> **ENTRIES SHOWN**:
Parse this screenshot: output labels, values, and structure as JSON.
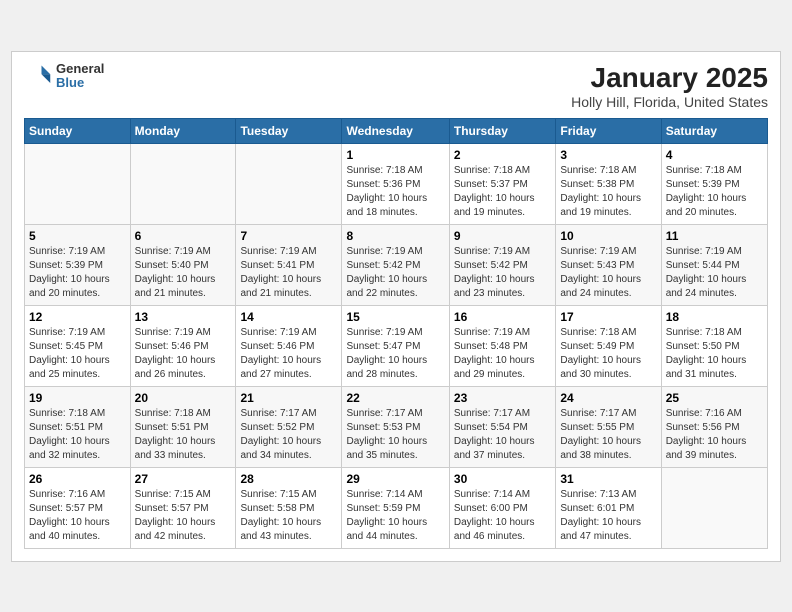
{
  "header": {
    "logo": {
      "line1": "General",
      "line2": "Blue"
    },
    "title": "January 2025",
    "subtitle": "Holly Hill, Florida, United States"
  },
  "weekdays": [
    "Sunday",
    "Monday",
    "Tuesday",
    "Wednesday",
    "Thursday",
    "Friday",
    "Saturday"
  ],
  "weeks": [
    [
      {
        "day": "",
        "info": ""
      },
      {
        "day": "",
        "info": ""
      },
      {
        "day": "",
        "info": ""
      },
      {
        "day": "1",
        "info": "Sunrise: 7:18 AM\nSunset: 5:36 PM\nDaylight: 10 hours\nand 18 minutes."
      },
      {
        "day": "2",
        "info": "Sunrise: 7:18 AM\nSunset: 5:37 PM\nDaylight: 10 hours\nand 19 minutes."
      },
      {
        "day": "3",
        "info": "Sunrise: 7:18 AM\nSunset: 5:38 PM\nDaylight: 10 hours\nand 19 minutes."
      },
      {
        "day": "4",
        "info": "Sunrise: 7:18 AM\nSunset: 5:39 PM\nDaylight: 10 hours\nand 20 minutes."
      }
    ],
    [
      {
        "day": "5",
        "info": "Sunrise: 7:19 AM\nSunset: 5:39 PM\nDaylight: 10 hours\nand 20 minutes."
      },
      {
        "day": "6",
        "info": "Sunrise: 7:19 AM\nSunset: 5:40 PM\nDaylight: 10 hours\nand 21 minutes."
      },
      {
        "day": "7",
        "info": "Sunrise: 7:19 AM\nSunset: 5:41 PM\nDaylight: 10 hours\nand 21 minutes."
      },
      {
        "day": "8",
        "info": "Sunrise: 7:19 AM\nSunset: 5:42 PM\nDaylight: 10 hours\nand 22 minutes."
      },
      {
        "day": "9",
        "info": "Sunrise: 7:19 AM\nSunset: 5:42 PM\nDaylight: 10 hours\nand 23 minutes."
      },
      {
        "day": "10",
        "info": "Sunrise: 7:19 AM\nSunset: 5:43 PM\nDaylight: 10 hours\nand 24 minutes."
      },
      {
        "day": "11",
        "info": "Sunrise: 7:19 AM\nSunset: 5:44 PM\nDaylight: 10 hours\nand 24 minutes."
      }
    ],
    [
      {
        "day": "12",
        "info": "Sunrise: 7:19 AM\nSunset: 5:45 PM\nDaylight: 10 hours\nand 25 minutes."
      },
      {
        "day": "13",
        "info": "Sunrise: 7:19 AM\nSunset: 5:46 PM\nDaylight: 10 hours\nand 26 minutes."
      },
      {
        "day": "14",
        "info": "Sunrise: 7:19 AM\nSunset: 5:46 PM\nDaylight: 10 hours\nand 27 minutes."
      },
      {
        "day": "15",
        "info": "Sunrise: 7:19 AM\nSunset: 5:47 PM\nDaylight: 10 hours\nand 28 minutes."
      },
      {
        "day": "16",
        "info": "Sunrise: 7:19 AM\nSunset: 5:48 PM\nDaylight: 10 hours\nand 29 minutes."
      },
      {
        "day": "17",
        "info": "Sunrise: 7:18 AM\nSunset: 5:49 PM\nDaylight: 10 hours\nand 30 minutes."
      },
      {
        "day": "18",
        "info": "Sunrise: 7:18 AM\nSunset: 5:50 PM\nDaylight: 10 hours\nand 31 minutes."
      }
    ],
    [
      {
        "day": "19",
        "info": "Sunrise: 7:18 AM\nSunset: 5:51 PM\nDaylight: 10 hours\nand 32 minutes."
      },
      {
        "day": "20",
        "info": "Sunrise: 7:18 AM\nSunset: 5:51 PM\nDaylight: 10 hours\nand 33 minutes."
      },
      {
        "day": "21",
        "info": "Sunrise: 7:17 AM\nSunset: 5:52 PM\nDaylight: 10 hours\nand 34 minutes."
      },
      {
        "day": "22",
        "info": "Sunrise: 7:17 AM\nSunset: 5:53 PM\nDaylight: 10 hours\nand 35 minutes."
      },
      {
        "day": "23",
        "info": "Sunrise: 7:17 AM\nSunset: 5:54 PM\nDaylight: 10 hours\nand 37 minutes."
      },
      {
        "day": "24",
        "info": "Sunrise: 7:17 AM\nSunset: 5:55 PM\nDaylight: 10 hours\nand 38 minutes."
      },
      {
        "day": "25",
        "info": "Sunrise: 7:16 AM\nSunset: 5:56 PM\nDaylight: 10 hours\nand 39 minutes."
      }
    ],
    [
      {
        "day": "26",
        "info": "Sunrise: 7:16 AM\nSunset: 5:57 PM\nDaylight: 10 hours\nand 40 minutes."
      },
      {
        "day": "27",
        "info": "Sunrise: 7:15 AM\nSunset: 5:57 PM\nDaylight: 10 hours\nand 42 minutes."
      },
      {
        "day": "28",
        "info": "Sunrise: 7:15 AM\nSunset: 5:58 PM\nDaylight: 10 hours\nand 43 minutes."
      },
      {
        "day": "29",
        "info": "Sunrise: 7:14 AM\nSunset: 5:59 PM\nDaylight: 10 hours\nand 44 minutes."
      },
      {
        "day": "30",
        "info": "Sunrise: 7:14 AM\nSunset: 6:00 PM\nDaylight: 10 hours\nand 46 minutes."
      },
      {
        "day": "31",
        "info": "Sunrise: 7:13 AM\nSunset: 6:01 PM\nDaylight: 10 hours\nand 47 minutes."
      },
      {
        "day": "",
        "info": ""
      }
    ]
  ]
}
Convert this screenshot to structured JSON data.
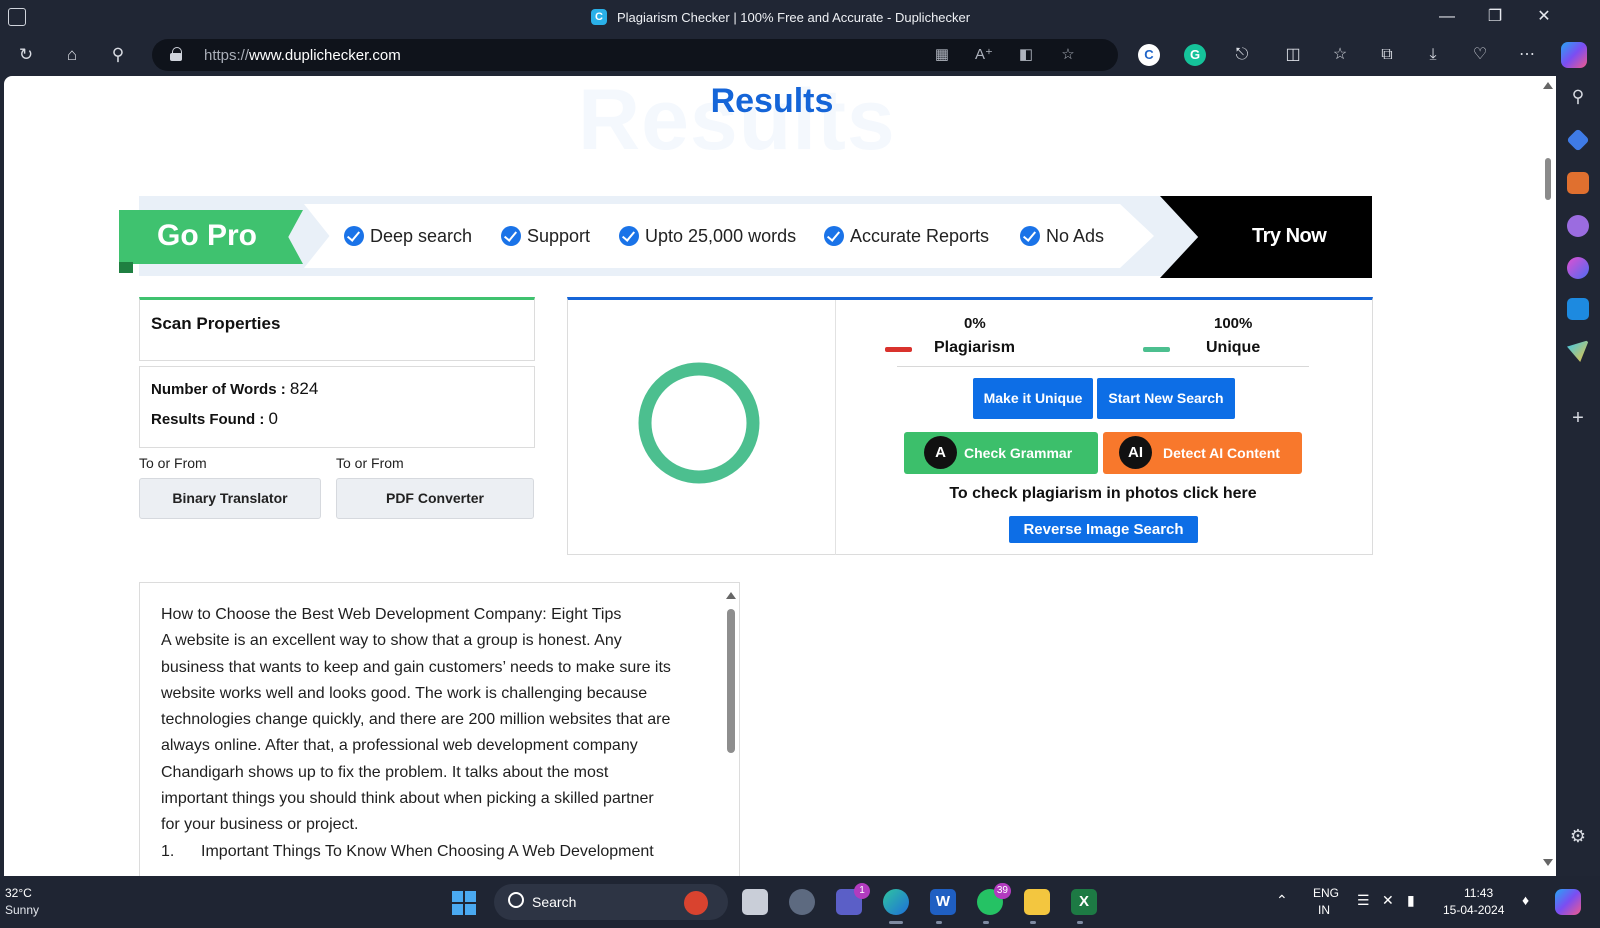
{
  "browser": {
    "tab_title": "Plagiarism Checker | 100% Free and Accurate - Duplichecker",
    "favicon_letter": "C",
    "url_protocol": "https://",
    "url_host": "www.duplichecker.com",
    "controls": [
      "minimize-icon",
      "restore-icon",
      "close-icon"
    ],
    "nav_icons": [
      "refresh-icon",
      "home-icon",
      "search-icon"
    ],
    "address_icons": [
      "app-available-icon",
      "read-aloud-icon",
      "immersive-reader-icon",
      "favorite-star-icon"
    ],
    "toolbar_icons": [
      "copyleaks-extension-icon",
      "grammarly-extension-icon",
      "extensions-icon",
      "split-screen-icon",
      "favorites-icon",
      "collections-icon",
      "downloads-icon",
      "browser-essentials-icon",
      "more-icon",
      "copilot-icon"
    ],
    "ext_c_letter": "C",
    "ext_g_letter": "G",
    "sidebar_icons": [
      "sidebar-search-icon",
      "sidebar-shopping-icon",
      "sidebar-tools-icon",
      "sidebar-games-icon",
      "sidebar-office-icon",
      "sidebar-outlook-icon",
      "sidebar-send-icon",
      "sidebar-add-icon",
      "sidebar-settings-icon"
    ]
  },
  "page": {
    "ghost_heading": "Results",
    "results_title": "Results",
    "banner": {
      "gopro_label": "Go Pro",
      "features": [
        "Deep search",
        "Support",
        "Upto 25,000 words",
        "Accurate Reports",
        "No Ads"
      ],
      "try_now_label": "Try Now"
    },
    "scan": {
      "title": "Scan Properties",
      "words_label": "Number of Words :",
      "words_value": "824",
      "results_label": "Results Found :",
      "results_value": "0"
    },
    "tools": [
      {
        "caption": "To or From",
        "label": "Binary Translator"
      },
      {
        "caption": "To or From",
        "label": "PDF Converter"
      }
    ],
    "result": {
      "plagiarism_pct": "0%",
      "plagiarism_label": "Plagiarism",
      "unique_pct": "100%",
      "unique_label": "Unique",
      "plagiarism_fraction": 0,
      "unique_fraction": 1,
      "plagiarism_color": "#d9322d",
      "unique_color": "#4cbf8f",
      "make_unique_label": "Make it Unique",
      "new_search_label": "Start New Search",
      "grammar_label": "Check Grammar",
      "grammar_badge": "A",
      "ai_label": "Detect AI Content",
      "ai_badge": "AI",
      "photo_text": "To check plagiarism in photos click here",
      "reverse_label": "Reverse Image Search"
    },
    "text_lines": [
      "How to Choose the Best Web Development Company: Eight Tips",
      "A website is an excellent way to show that a group is honest. Any",
      "business that wants to keep and gain customers’ needs to make sure its",
      "website works well and looks good. The work is challenging because",
      "technologies change quickly, and there are 200 million websites that are",
      "always online. After that, a professional web development company",
      "Chandigarh shows up to fix the problem. It talks about the most",
      "important things you should think about when picking a skilled partner",
      "for your business or project.",
      "1.      Important Things To Know When Choosing A Web Development"
    ]
  },
  "taskbar": {
    "temperature": "32°C",
    "weather": "Sunny",
    "search_label": "Search",
    "apps": [
      "start-icon",
      "search-box",
      "task-view-icon",
      "settings-app-icon",
      "teams-icon",
      "edge-icon",
      "word-icon",
      "whatsapp-icon",
      "file-explorer-icon",
      "excel-icon"
    ],
    "teams_badge": "1",
    "whatsapp_badge": "39",
    "word_letter": "W",
    "excel_letter": "X",
    "lang_top": "ENG",
    "lang_bottom": "IN",
    "time": "11:43",
    "date": "15-04-2024"
  }
}
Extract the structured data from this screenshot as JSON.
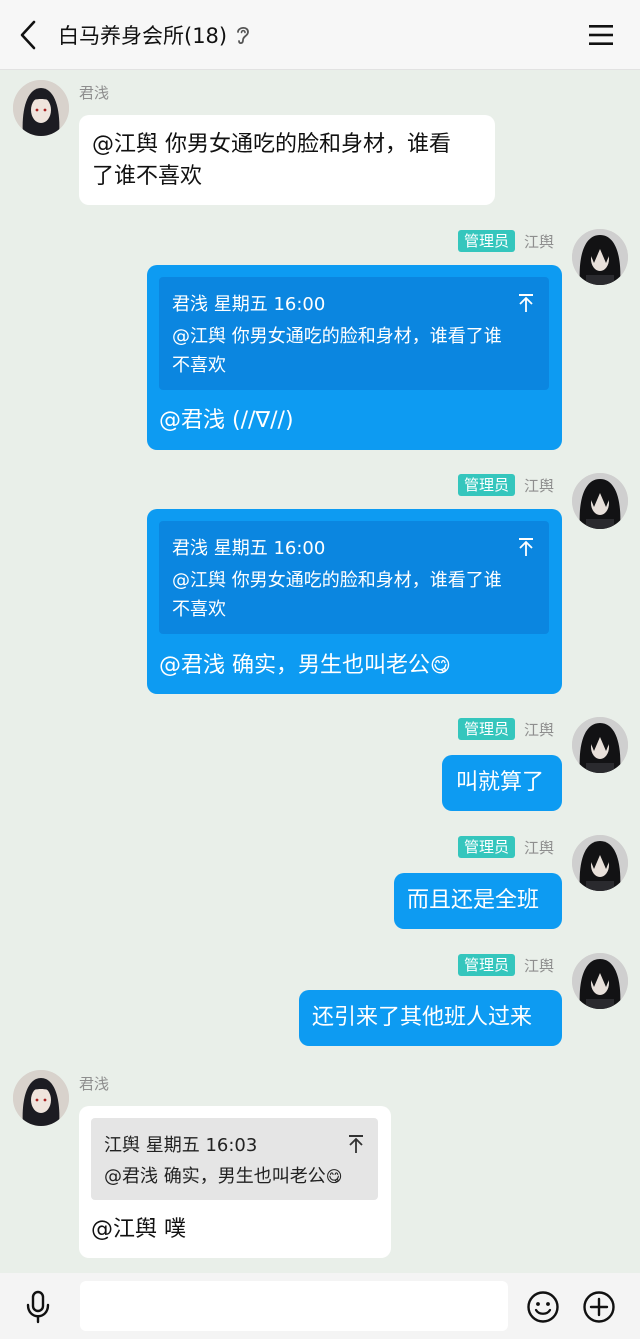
{
  "header": {
    "title": "白马养身会所(18)",
    "back_icon": "chevron-left-icon",
    "ear_icon": "ear-icon",
    "menu_icon": "hamburger-menu-icon"
  },
  "messages": [
    {
      "sender": "君浅",
      "direction": "incoming",
      "text_lines": [
        "@江舆 你男女通吃的脸和身材，谁看",
        "了谁不喜欢"
      ]
    },
    {
      "sender": "江舆",
      "badge": "管理员",
      "direction": "outgoing",
      "quote": {
        "author_time": "君浅 星期五 16:00",
        "text_lines": [
          "@江舆 你男女通吃的脸和身材，谁看了谁",
          "不喜欢"
        ]
      },
      "text": "@君浅 (//∇//)"
    },
    {
      "sender": "江舆",
      "badge": "管理员",
      "direction": "outgoing",
      "quote": {
        "author_time": "君浅 星期五 16:00",
        "text_lines": [
          "@江舆 你男女通吃的脸和身材，谁看了谁",
          "不喜欢"
        ]
      },
      "text": "@君浅 确实，男生也叫老公",
      "emoji": "😋"
    },
    {
      "sender": "江舆",
      "badge": "管理员",
      "direction": "outgoing",
      "text": "叫就算了"
    },
    {
      "sender": "江舆",
      "badge": "管理员",
      "direction": "outgoing",
      "text": "而且还是全班"
    },
    {
      "sender": "江舆",
      "badge": "管理员",
      "direction": "outgoing",
      "text": "还引来了其他班人过来"
    },
    {
      "sender": "君浅",
      "direction": "incoming",
      "quote": {
        "author_time": "江舆 星期五 16:03",
        "text": "@君浅 确实，男生也叫老公",
        "emoji": "😋"
      },
      "text": "@江舆 噗"
    }
  ],
  "input_bar": {
    "voice_icon": "microphone-icon",
    "input_value": "",
    "emoji_icon": "smiley-icon",
    "plus_icon": "plus-circle-icon"
  },
  "colors": {
    "background": "#e9efe9",
    "outgoing_bubble": "#0d9bf2",
    "outgoing_quote": "#0b86e0",
    "incoming_bubble": "#ffffff",
    "incoming_quote": "#e5e5e5",
    "admin_badge": "#35c6bd"
  }
}
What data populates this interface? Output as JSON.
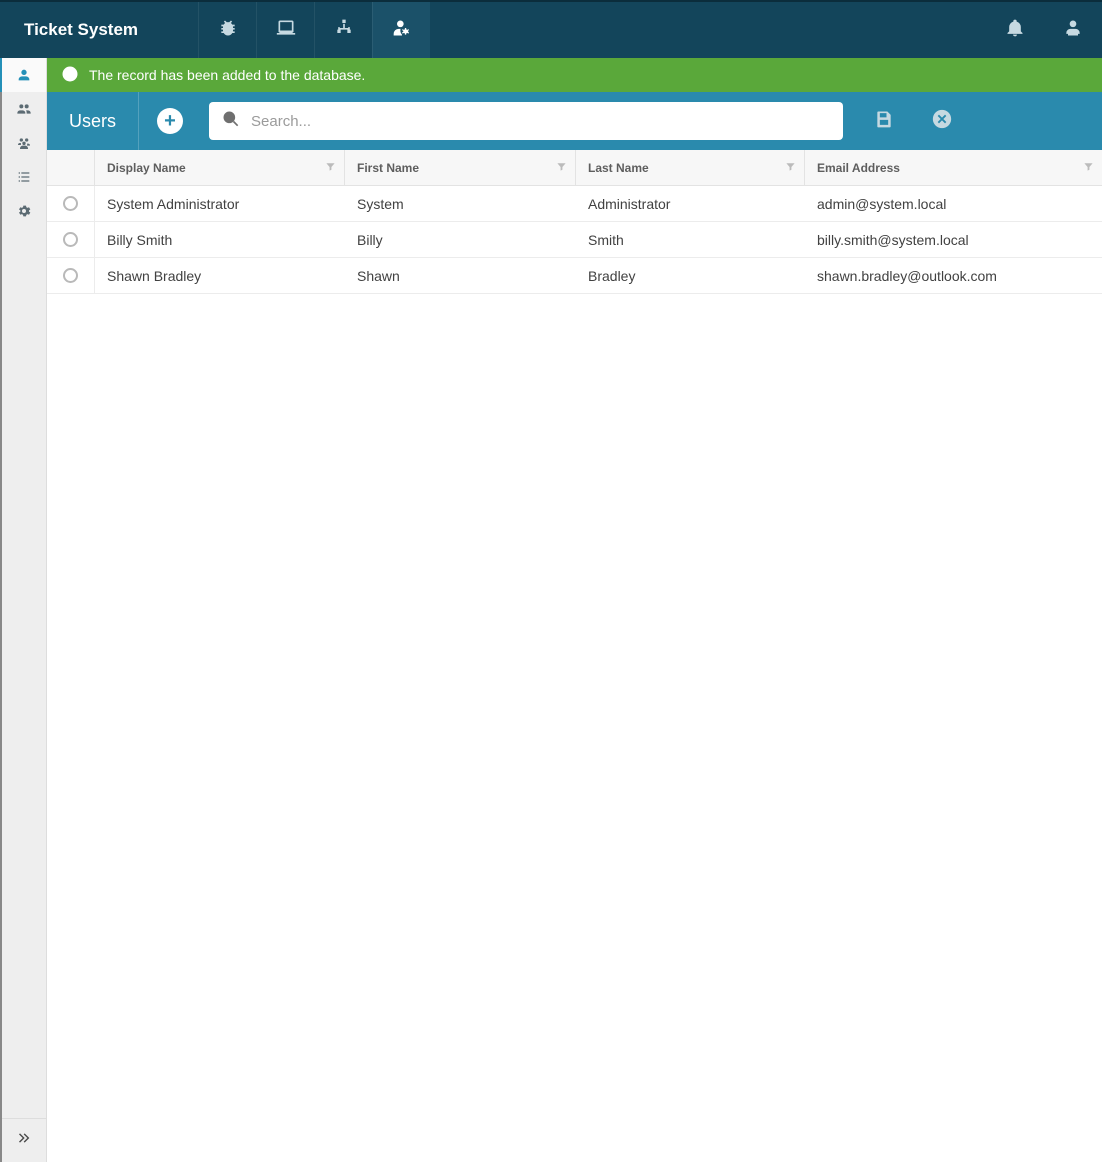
{
  "app_title": "Ticket System",
  "notice": {
    "message": "The record has been added to the database."
  },
  "page": {
    "title": "Users",
    "search_placeholder": "Search..."
  },
  "columns": {
    "display_name": "Display Name",
    "first_name": "First Name",
    "last_name": "Last Name",
    "email": "Email Address"
  },
  "rows": [
    {
      "display_name": "System Administrator",
      "first_name": "System",
      "last_name": "Administrator",
      "email": "admin@system.local"
    },
    {
      "display_name": "Billy Smith",
      "first_name": "Billy",
      "last_name": "Smith",
      "email": "billy.smith@system.local"
    },
    {
      "display_name": "Shawn Bradley",
      "first_name": "Shawn",
      "last_name": "Bradley",
      "email": "shawn.bradley@outlook.com"
    }
  ]
}
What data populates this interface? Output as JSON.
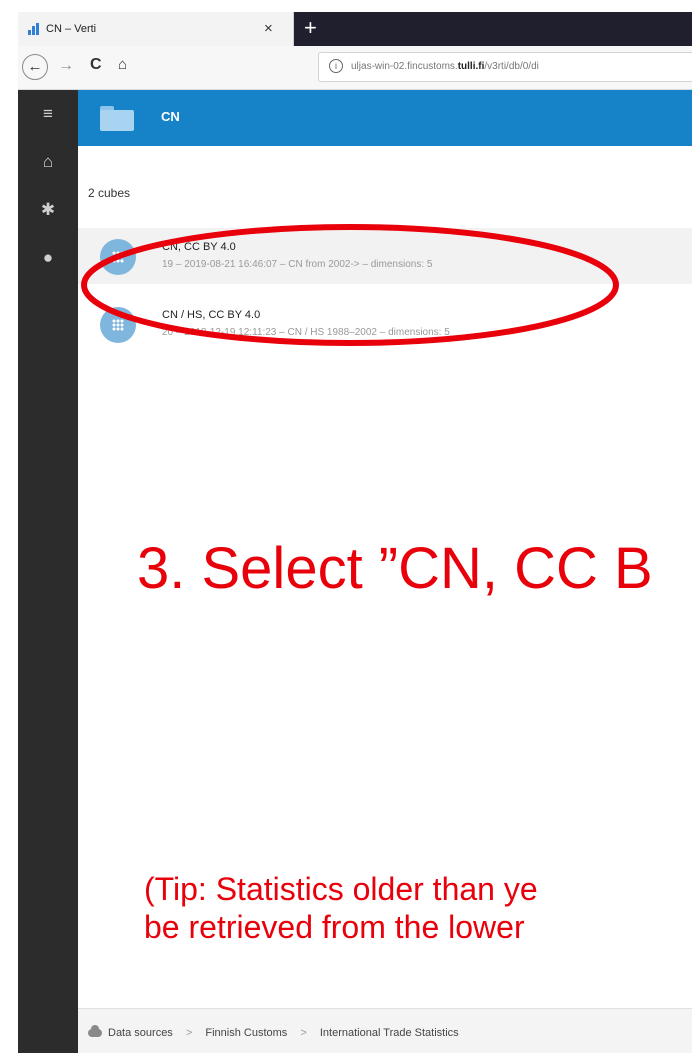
{
  "browser": {
    "tab_title": "CN – Verti",
    "close_symbol": "×",
    "new_tab_symbol": "+",
    "back_symbol": "←",
    "forward_symbol": "→",
    "reload_symbol": "C",
    "home_symbol": "⌂",
    "url_prefix": "uljas-win-02.fincustoms.",
    "url_domain": "tulli.fi",
    "url_path": "/v3rti/db/0/di"
  },
  "app": {
    "folder_title": "CN",
    "cube_count": "2 cubes",
    "cubes": [
      {
        "title": "CN, CC BY 4.0",
        "subtitle": "19 – 2019-08-21 16:46:07 – CN from 2002-> – dimensions: 5"
      },
      {
        "title": "CN / HS, CC BY 4.0",
        "subtitle": "20 – 2018-12-19 12:11:23 – CN / HS 1988–2002 – dimensions: 5"
      }
    ],
    "breadcrumbs": [
      "Data sources",
      "Finnish Customs",
      "International Trade Statistics"
    ],
    "breadcrumb_sep": ">"
  },
  "annotation": {
    "instruction": "3. Select ”CN, CC B",
    "tip_line1": "(Tip: Statistics older than ye",
    "tip_line2": "be retrieved from the lower",
    "color": "#e8000b"
  },
  "colors": {
    "topbar": "#1682c8",
    "sidebar": "#2c2c2c"
  }
}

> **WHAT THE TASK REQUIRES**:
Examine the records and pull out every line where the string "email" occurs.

> **OUTPUT FOR THIS TASK**:
    "email": "Email Address"
      "email": "admin@system.local"
      "email": "billy.smith@system.local"
      "email": "shawn.bradley@outlook.com"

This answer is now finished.